● **Work to be completed**: Write every line of the material again exactly, with no pictures in the copy.

● **Extracted material**:
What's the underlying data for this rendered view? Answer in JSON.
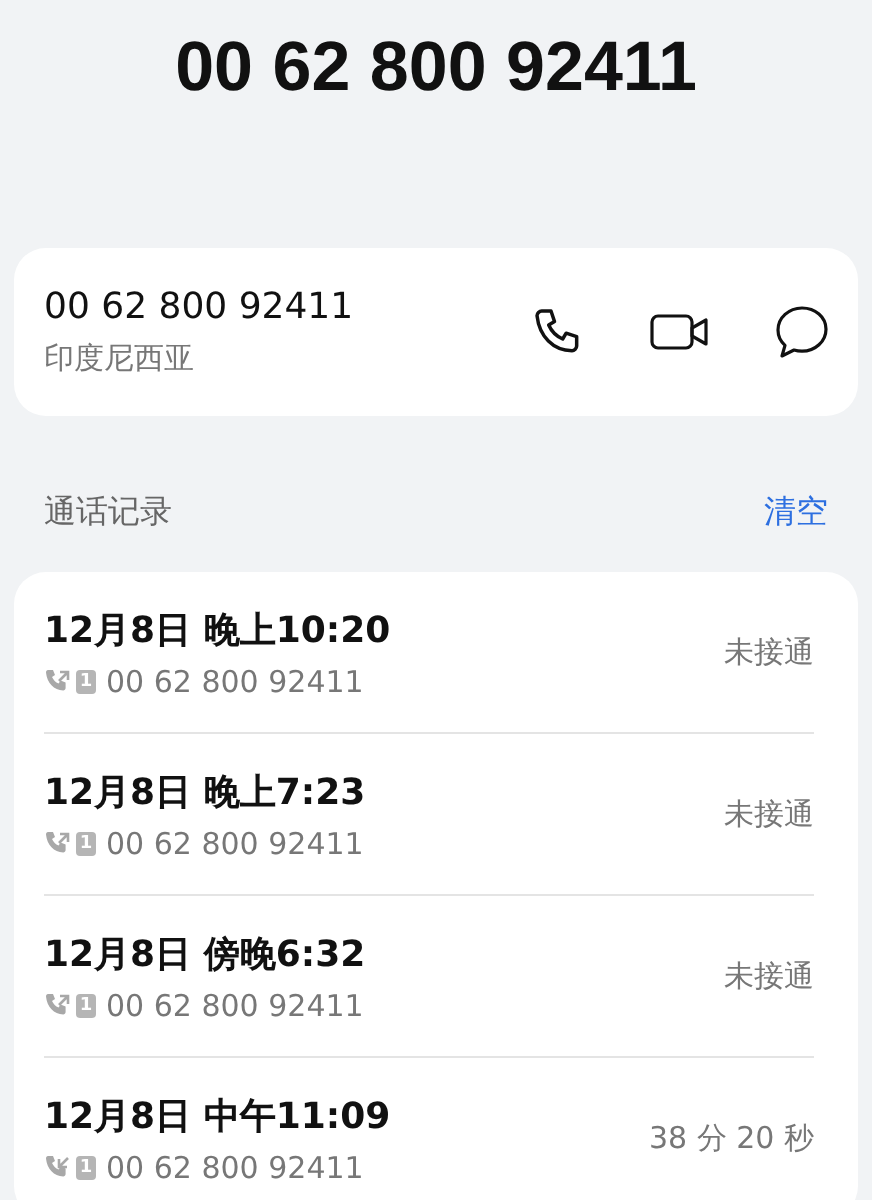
{
  "header": {
    "title": "00 62 800 92411"
  },
  "contact": {
    "number": "00 62 800 92411",
    "location": "印度尼西亚"
  },
  "history": {
    "title": "通话记录",
    "clear": "清空",
    "calls": [
      {
        "time": "12月8日 晚上10:20",
        "kind": "outgoing",
        "sim": "1",
        "number": "00 62 800 92411",
        "status": "未接通"
      },
      {
        "time": "12月8日 晚上7:23",
        "kind": "outgoing",
        "sim": "1",
        "number": "00 62 800 92411",
        "status": "未接通"
      },
      {
        "time": "12月8日 傍晚6:32",
        "kind": "outgoing",
        "sim": "1",
        "number": "00 62 800 92411",
        "status": "未接通"
      },
      {
        "time": "12月8日 中午11:09",
        "kind": "incoming",
        "sim": "1",
        "number": "00 62 800 92411",
        "status": "38 分 20 秒"
      }
    ]
  }
}
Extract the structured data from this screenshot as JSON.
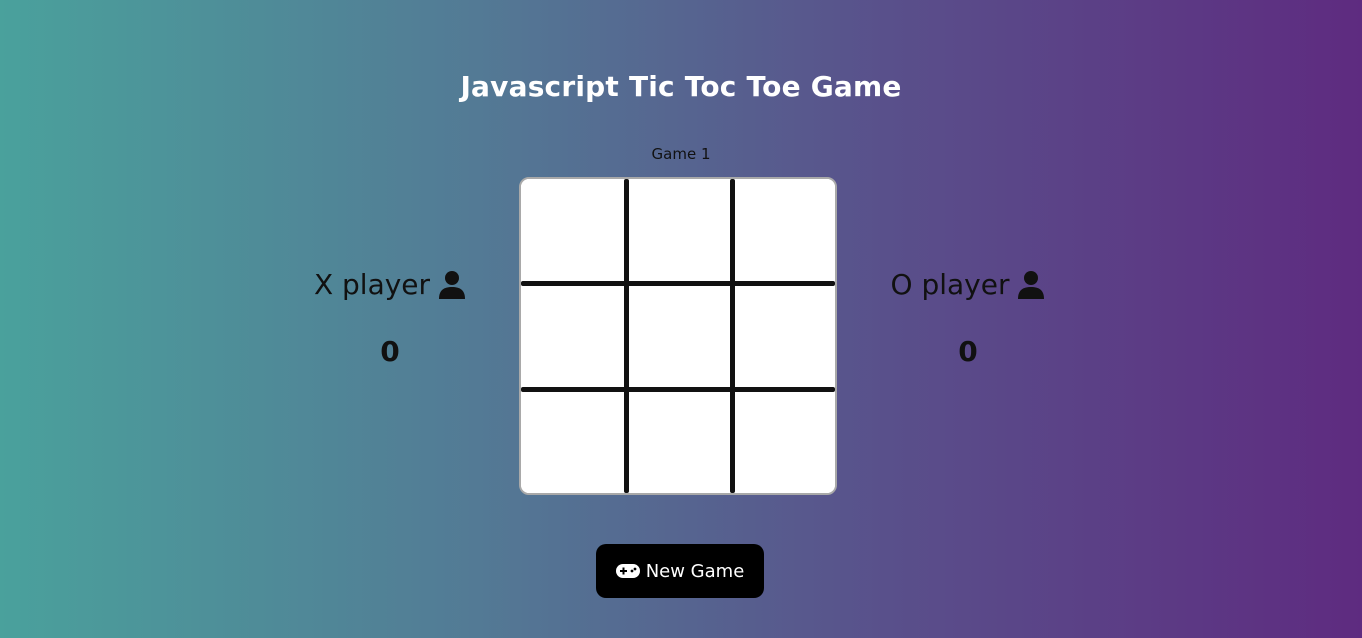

● **Finished exercise**:
What's the underlying data for this rendered view? Answer in JSON.
{
  "header": {
    "title": "00 62 800 92411"
  },
  "contact": {
    "number": "00 62 800 92411",
    "location": "印度尼西亚"
  },
  "history": {
    "title": "通话记录",
    "clear": "清空",
    "calls": [
      {
        "time": "12月8日 晚上10:20",
        "kind": "outgoing",
        "sim": "1",
        "number": "00 62 800 92411",
        "status": "未接通"
      },
      {
        "time": "12月8日 晚上7:23",
        "kind": "outgoing",
        "sim": "1",
        "number": "00 62 800 92411",
        "status": "未接通"
      },
      {
        "time": "12月8日 傍晚6:32",
        "kind": "outgoing",
        "sim": "1",
        "number": "00 62 800 92411",
        "status": "未接通"
      },
      {
        "time": "12月8日 中午11:09",
        "kind": "incoming",
        "sim": "1",
        "number": "00 62 800 92411",
        "status": "38 分 20 秒"
      }
    ]
  }
}
Extract the structured data from this screenshot as JSON.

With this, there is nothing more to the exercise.